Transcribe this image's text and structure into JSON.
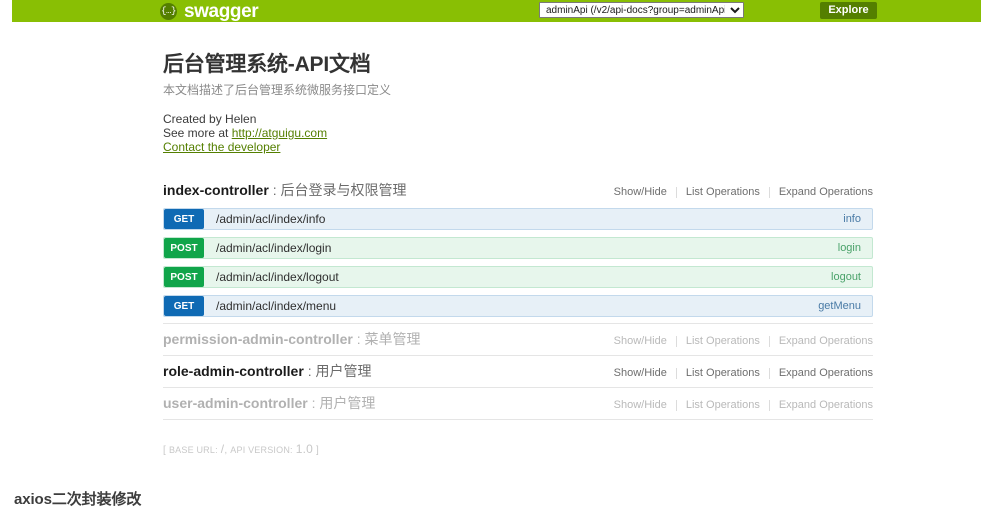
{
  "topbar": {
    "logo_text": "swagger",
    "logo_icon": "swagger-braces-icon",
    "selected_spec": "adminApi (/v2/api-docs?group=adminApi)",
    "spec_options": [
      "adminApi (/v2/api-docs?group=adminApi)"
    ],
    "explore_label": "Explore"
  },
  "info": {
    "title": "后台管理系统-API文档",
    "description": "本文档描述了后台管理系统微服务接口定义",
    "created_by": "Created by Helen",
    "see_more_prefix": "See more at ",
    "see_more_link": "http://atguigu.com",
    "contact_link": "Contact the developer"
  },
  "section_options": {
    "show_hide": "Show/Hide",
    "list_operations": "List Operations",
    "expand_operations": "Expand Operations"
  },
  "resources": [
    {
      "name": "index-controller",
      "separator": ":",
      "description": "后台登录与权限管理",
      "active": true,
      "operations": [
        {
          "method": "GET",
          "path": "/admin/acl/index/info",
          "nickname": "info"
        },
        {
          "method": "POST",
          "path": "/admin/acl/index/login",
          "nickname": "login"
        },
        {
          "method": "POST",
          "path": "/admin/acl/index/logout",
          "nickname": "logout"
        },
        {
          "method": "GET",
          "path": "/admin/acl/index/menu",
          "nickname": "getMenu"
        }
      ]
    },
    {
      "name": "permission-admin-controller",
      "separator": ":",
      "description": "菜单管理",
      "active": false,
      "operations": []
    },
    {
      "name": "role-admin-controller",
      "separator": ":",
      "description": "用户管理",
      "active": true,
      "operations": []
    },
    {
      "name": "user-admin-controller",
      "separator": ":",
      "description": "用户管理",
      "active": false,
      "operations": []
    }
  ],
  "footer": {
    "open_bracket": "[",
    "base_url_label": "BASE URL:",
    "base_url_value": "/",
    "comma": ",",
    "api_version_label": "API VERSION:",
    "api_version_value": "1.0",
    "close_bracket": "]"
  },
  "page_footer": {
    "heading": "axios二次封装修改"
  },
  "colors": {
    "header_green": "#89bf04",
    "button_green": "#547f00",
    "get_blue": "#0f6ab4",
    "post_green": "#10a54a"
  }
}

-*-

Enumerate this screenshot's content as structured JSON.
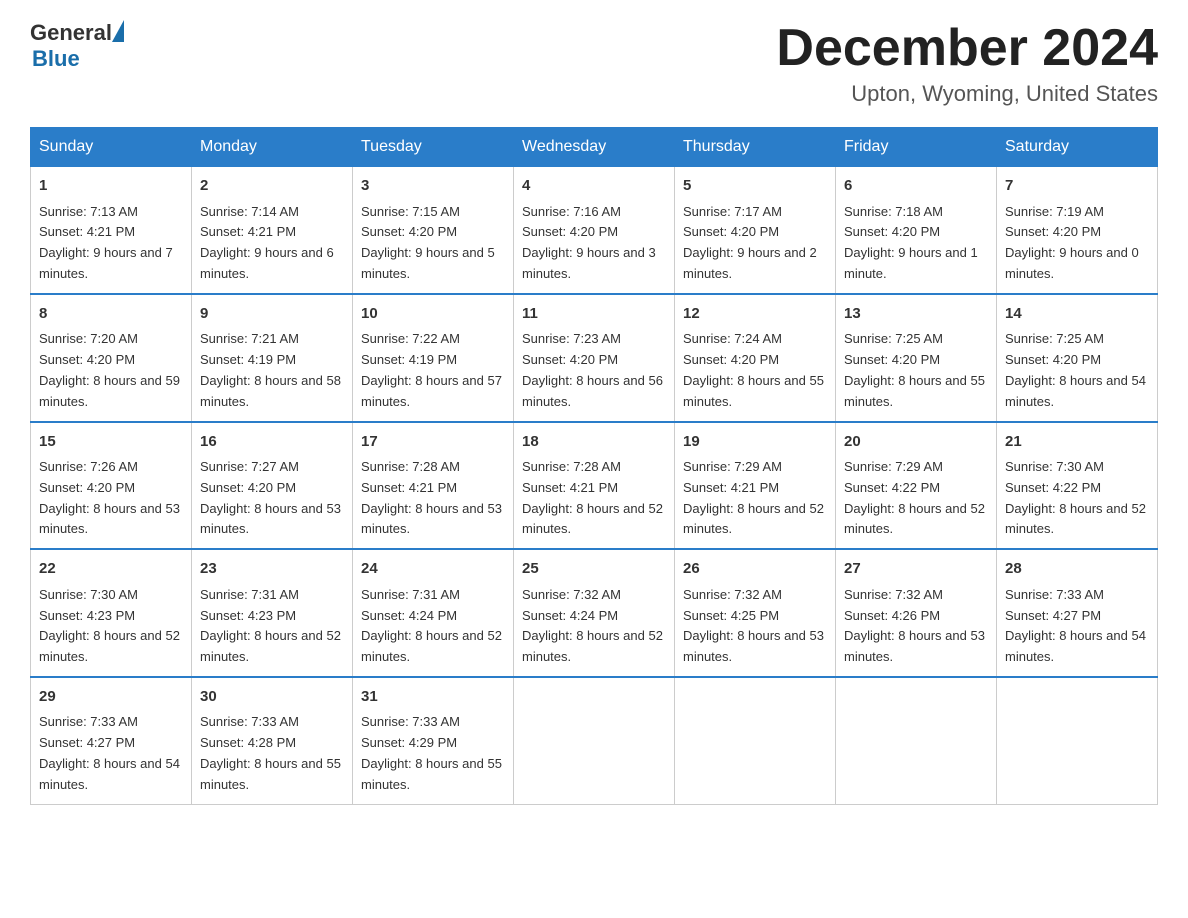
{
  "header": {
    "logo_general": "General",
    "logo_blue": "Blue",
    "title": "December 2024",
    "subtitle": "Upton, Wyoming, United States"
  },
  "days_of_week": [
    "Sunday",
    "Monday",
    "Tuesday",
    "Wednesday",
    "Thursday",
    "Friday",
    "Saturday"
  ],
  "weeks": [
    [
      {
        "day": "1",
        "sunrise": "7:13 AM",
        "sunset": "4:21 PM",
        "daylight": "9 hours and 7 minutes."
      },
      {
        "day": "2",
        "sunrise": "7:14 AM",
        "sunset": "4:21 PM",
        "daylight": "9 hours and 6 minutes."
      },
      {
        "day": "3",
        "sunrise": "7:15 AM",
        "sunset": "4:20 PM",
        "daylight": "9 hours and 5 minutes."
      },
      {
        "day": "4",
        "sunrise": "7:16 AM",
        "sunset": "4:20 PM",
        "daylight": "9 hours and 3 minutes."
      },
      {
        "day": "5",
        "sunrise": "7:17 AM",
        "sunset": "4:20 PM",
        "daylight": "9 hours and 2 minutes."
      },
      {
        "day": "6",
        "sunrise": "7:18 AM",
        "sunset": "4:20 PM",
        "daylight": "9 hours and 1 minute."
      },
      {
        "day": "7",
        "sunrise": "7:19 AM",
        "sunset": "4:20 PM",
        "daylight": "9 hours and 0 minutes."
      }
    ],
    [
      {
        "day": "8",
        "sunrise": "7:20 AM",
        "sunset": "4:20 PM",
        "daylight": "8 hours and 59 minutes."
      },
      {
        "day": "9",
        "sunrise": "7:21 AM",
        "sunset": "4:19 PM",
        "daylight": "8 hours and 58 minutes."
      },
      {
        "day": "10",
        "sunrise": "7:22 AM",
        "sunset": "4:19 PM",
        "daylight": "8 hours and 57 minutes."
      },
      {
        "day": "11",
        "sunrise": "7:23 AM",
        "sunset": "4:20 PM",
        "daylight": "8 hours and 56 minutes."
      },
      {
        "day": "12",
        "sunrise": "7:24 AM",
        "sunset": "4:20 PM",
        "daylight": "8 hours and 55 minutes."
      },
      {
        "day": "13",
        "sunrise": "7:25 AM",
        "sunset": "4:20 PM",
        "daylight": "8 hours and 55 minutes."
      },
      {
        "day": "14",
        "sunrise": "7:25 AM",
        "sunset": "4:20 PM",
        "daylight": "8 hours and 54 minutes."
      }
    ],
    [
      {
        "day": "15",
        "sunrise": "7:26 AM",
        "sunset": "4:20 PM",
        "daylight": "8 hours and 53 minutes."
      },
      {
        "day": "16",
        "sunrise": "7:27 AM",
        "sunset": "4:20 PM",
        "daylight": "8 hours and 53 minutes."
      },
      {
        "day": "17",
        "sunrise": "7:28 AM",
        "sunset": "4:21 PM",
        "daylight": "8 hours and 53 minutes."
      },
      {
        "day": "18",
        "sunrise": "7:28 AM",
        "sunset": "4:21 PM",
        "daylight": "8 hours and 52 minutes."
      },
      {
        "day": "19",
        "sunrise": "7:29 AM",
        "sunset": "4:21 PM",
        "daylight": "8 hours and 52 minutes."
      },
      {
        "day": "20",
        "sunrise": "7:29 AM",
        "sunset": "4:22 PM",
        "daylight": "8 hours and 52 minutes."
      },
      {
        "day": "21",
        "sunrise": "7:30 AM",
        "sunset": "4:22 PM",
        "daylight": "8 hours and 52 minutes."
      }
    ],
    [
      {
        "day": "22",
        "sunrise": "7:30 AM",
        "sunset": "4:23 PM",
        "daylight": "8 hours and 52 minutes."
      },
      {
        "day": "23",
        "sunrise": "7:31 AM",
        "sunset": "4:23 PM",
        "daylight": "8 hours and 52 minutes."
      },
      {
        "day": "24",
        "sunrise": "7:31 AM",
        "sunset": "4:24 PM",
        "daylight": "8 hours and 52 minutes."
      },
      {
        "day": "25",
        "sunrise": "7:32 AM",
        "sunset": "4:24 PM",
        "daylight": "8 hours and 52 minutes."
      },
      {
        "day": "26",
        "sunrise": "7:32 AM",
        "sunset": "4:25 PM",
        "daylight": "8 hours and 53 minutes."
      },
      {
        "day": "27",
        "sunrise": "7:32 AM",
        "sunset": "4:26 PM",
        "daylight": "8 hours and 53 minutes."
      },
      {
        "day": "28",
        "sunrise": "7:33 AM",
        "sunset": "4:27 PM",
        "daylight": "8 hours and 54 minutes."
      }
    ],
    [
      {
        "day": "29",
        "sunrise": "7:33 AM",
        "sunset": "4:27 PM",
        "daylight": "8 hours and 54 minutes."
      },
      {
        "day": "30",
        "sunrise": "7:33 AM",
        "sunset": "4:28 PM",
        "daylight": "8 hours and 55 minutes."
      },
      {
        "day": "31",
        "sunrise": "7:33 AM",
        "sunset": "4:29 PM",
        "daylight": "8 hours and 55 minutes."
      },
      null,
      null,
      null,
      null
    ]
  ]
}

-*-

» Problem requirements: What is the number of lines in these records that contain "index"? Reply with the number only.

» Result below: 5